My house, where my studio takes up a good portion of the downstairs floor, has been my home for nearly 25 years. It's seen a lot of laughter and very good times as well as some heartbreakingly bad ones. It's where I've lived and made my living, where I've shared my life with loved ones now departed. It's where many cherished memories were made - memories that are prized above the possessions I will carry with me from this house. I came to love this place well, with its quiet neighbourhood of good people, its serene garden, and its bright rooms. My art practise flourished here.
Now it's time for the house to become home for another family.
My new home where I will soon be reconstructing my life is a row-house style townhome. My new studio - my highest priority when house-hunting - is a sunny space with its own entrance that's accessed through a small garden. There are many green spaces and walking trails in this more-urban neighbourhood for Lily and I to explore, and a cat-friendly second story balcony. I expect this home will serve me well too, that many new memories will be made there, and that good times will happen within its walls. Art will be created and workshops will be delivered. And while there will doubtless be bad times too, I can only hope they don't come for a long, long while.
Moving from a big, roomy house to a space less than half the size requires significant "streamlining" (a word I much prefer to "downsizing"). The collection of stuff that has accumulated after more than two decades in one place demands heavy editing. Only some of it will make the cut - the furniture that will function best in a smaller space, the mementos that are most significant. However, the contents of one room is more-or-less unscathed: my studio. It will be packed, moved, and set up basically in its entirety and hopefully that will be accomplished fairly quickly. After all, I have my priorities! I am looking forward to getting back to work at my drawing table once again.
In the mean time I will continue taking apart the life that was built in this house. Much stuff will be given away, some sold, a yard sale will account for more, and the remainder will be donated to charity. In the end I will carry with me only what I need to form the foundation of a renewed life in a different place.

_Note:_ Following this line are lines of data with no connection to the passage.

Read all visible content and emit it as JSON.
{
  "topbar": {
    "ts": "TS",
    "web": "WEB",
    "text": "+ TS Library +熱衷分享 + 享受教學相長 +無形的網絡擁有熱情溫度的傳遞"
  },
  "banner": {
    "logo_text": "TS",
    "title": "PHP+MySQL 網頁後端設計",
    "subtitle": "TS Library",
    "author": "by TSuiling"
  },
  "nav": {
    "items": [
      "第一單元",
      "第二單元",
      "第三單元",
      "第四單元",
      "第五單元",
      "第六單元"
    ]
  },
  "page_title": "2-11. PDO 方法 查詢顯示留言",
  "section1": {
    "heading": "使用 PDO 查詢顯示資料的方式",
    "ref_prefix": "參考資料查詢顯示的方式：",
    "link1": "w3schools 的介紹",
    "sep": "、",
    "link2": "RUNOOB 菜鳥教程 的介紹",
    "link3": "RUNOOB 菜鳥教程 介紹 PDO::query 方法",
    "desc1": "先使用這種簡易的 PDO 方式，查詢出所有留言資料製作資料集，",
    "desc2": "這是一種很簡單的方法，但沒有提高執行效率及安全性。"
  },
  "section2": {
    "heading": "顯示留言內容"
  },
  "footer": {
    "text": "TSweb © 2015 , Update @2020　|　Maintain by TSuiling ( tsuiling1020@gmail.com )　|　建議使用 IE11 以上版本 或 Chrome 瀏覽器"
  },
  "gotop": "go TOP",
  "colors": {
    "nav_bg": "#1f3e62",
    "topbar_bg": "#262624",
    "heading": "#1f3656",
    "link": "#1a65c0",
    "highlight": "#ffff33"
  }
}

There's an art to this process of deciding what stays and what goes, what's kept and what's discarded. For the most part I find that among all the stuff I'm sorting through there are few things for which I have very strong attachments. The truly important things - the relationships that were formed and cemented here and the memories I will always cherish - don't require packing.